Church as a contradictory institution
Going to church always supported that view. In our town, it was a quite dark and barely lit place. Cement walls embracing dark wooden benches concentrated on three crosses behind the altar. In a dark corner, there was a baptismal font also made of cement, standing there as if baptism was a thing that has to be secretly hidden. The whole place just didn’t make sense to me since it didn’t match my views on how religion should be lived. Instead of feeling happy and uplifted, I remember leaving the services feeling down and oppressed.
Generally, going to any church soon began to frustrate me on a deeper level. For one part, we visited pretty much every church that we came along on vacation and for the other part we were one of these families which, after Christmas dinner and handing out presents, hit the road to church. I never understood this as a child. First you’re allowed to unpack presents but then you have to leave them behind to sing weird songs with strangers in a rather cold and packed room. Even for an educated music scientist, the orders of the lines were a mystery themselves. Of course it seemed self-explaining that firstly, you sing verse A, then five times verse B, then the chorus and then – of course – verse M. Even in the moments where there was no singing, I had to pull myself together not to drown myself in the baptismal font.
Unfortunately, I have to confess that I myself was a part of these occult procedures called worship services. After my communion (which appeared to me like the perfect invention money-wise), my brother and I signed up as acolytes at our local church. These poor souls supported the pastor while wearing bad-fitting and fittingly smelling frocks. We prepared the wine we were not allowed to drink and collected the collection from the innocent guests which we were not allowed to keep. Until today I am of the opinion that the most exciting job was to ring the bell at the start of the service.
I think it’s clear that I didn’t take my job as an acolyte very serious at all. Various times I had to suppress a conniption next to the altar when my brother or another acolyte silently commented on bible phrases. At last, we had enough of giving up our free time for such an unpaid side job (after all, we had to show up on most weekends and holidays) and finally decided to hand in our frocks. Just metaphorically of course, since we didn’t have our own frocks.

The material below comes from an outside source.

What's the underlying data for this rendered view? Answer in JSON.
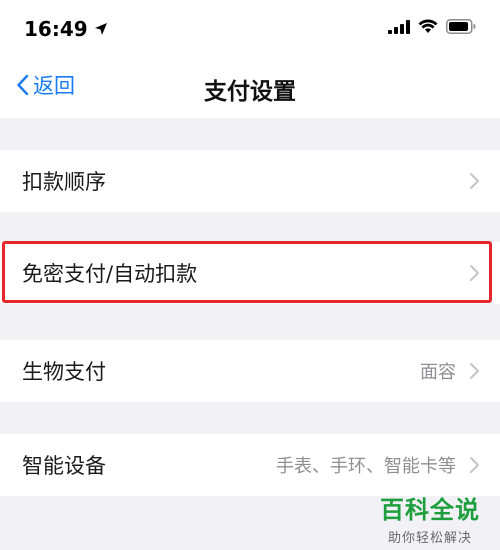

After choosing ethics over religion class in the 7th grade, I further distanced myself from church towards atheism. It just felt like the right next step to learn more about the enlightenment, humanism or the studies of Kant and Plato as opposed to further pore on my bible studies. I learned a lot in this class and it definitely resonated better with my values.
Finally, leaving the church two years ago didn’t feel that radical then. No regrets, no desire to go back. It was the end of a journey in which I subconsciously had never really wanted to take part. Retrospectively, I had always been a predestined atheist, who never quite got the entire fuss over the church and this thing called faith.
Now I am interested in your path. Maybe you found your way to faith in your late teenage years or much later? Maybe you experienced something similar to what I did? I would love to hear your stories!